▶ _WHAT THIS TASK INVOLVES_
Give each record below again, without a single difference.

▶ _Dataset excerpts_
- - - -

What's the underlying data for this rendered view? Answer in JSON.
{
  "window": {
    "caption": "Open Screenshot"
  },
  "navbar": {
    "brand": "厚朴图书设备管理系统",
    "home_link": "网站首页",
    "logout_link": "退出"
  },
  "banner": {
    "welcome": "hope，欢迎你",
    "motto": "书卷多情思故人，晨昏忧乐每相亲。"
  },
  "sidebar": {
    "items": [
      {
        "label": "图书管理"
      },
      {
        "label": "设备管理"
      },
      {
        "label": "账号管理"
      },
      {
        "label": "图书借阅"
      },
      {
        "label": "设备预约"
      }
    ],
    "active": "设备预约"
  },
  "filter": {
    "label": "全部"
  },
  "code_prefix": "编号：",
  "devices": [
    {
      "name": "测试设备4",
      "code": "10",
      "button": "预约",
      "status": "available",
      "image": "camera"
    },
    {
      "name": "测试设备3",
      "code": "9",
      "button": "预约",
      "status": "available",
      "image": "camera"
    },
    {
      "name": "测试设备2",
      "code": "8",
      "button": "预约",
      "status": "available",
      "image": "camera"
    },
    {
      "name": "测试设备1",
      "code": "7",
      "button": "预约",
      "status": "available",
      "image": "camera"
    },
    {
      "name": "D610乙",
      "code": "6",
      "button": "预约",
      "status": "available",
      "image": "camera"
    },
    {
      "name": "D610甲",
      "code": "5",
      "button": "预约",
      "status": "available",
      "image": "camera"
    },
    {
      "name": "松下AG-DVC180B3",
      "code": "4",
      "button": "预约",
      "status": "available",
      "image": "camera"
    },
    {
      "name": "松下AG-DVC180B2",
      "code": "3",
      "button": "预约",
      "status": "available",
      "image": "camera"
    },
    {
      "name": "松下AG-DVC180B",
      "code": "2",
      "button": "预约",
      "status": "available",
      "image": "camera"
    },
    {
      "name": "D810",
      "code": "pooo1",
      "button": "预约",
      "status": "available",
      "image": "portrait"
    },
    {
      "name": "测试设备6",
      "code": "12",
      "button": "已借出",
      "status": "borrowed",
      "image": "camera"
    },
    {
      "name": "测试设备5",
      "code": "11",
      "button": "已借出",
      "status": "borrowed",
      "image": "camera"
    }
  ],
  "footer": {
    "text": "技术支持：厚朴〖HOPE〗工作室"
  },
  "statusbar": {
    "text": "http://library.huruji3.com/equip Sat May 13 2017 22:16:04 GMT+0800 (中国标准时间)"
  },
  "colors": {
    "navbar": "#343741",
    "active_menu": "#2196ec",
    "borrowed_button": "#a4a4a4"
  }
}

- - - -

▶ _RESPONSE TO THE TASK_
What's the underlying data for this rendered view? Answer in JSON.
{
  "window": {
    "caption": "Open Screenshot"
  },
  "navbar": {
    "brand": "厚朴图书设备管理系统",
    "home_link": "网站首页",
    "logout_link": "退出"
  },
  "banner": {
    "welcome": "hope，欢迎你",
    "motto": "书卷多情思故人，晨昏忧乐每相亲。"
  },
  "sidebar": {
    "items": [
      {
        "label": "图书管理"
      },
      {
        "label": "设备管理"
      },
      {
        "label": "账号管理"
      },
      {
        "label": "图书借阅"
      },
      {
        "label": "设备预约"
      }
    ],
    "active": "设备预约"
  },
  "filter": {
    "label": "全部"
  },
  "code_prefix": "编号：",
  "devices": [
    {
      "name": "测试设备4",
      "code": "10",
      "button": "预约",
      "status": "available",
      "image": "camera"
    },
    {
      "name": "测试设备3",
      "code": "9",
      "button": "预约",
      "status": "available",
      "image": "camera"
    },
    {
      "name": "测试设备2",
      "code": "8",
      "button": "预约",
      "status": "available",
      "image": "camera"
    },
    {
      "name": "测试设备1",
      "code": "7",
      "button": "预约",
      "status": "available",
      "image": "camera"
    },
    {
      "name": "D610乙",
      "code": "6",
      "button": "预约",
      "status": "available",
      "image": "camera"
    },
    {
      "name": "D610甲",
      "code": "5",
      "button": "预约",
      "status": "available",
      "image": "camera"
    },
    {
      "name": "松下AG-DVC180B3",
      "code": "4",
      "button": "预约",
      "status": "available",
      "image": "camera"
    },
    {
      "name": "松下AG-DVC180B2",
      "code": "3",
      "button": "预约",
      "status": "available",
      "image": "camera"
    },
    {
      "name": "松下AG-DVC180B",
      "code": "2",
      "button": "预约",
      "status": "available",
      "image": "camera"
    },
    {
      "name": "D810",
      "code": "pooo1",
      "button": "预约",
      "status": "available",
      "image": "portrait"
    },
    {
      "name": "测试设备6",
      "code": "12",
      "button": "已借出",
      "status": "borrowed",
      "image": "camera"
    },
    {
      "name": "测试设备5",
      "code": "11",
      "button": "已借出",
      "status": "borrowed",
      "image": "camera"
    }
  ],
  "footer": {
    "text": "技术支持：厚朴〖HOPE〗工作室"
  },
  "statusbar": {
    "text": "http://library.huruji3.com/equip Sat May 13 2017 22:16:04 GMT+0800 (中国标准时间)"
  },
  "colors": {
    "navbar": "#343741",
    "active_menu": "#2196ec",
    "borrowed_button": "#a4a4a4"
  }
}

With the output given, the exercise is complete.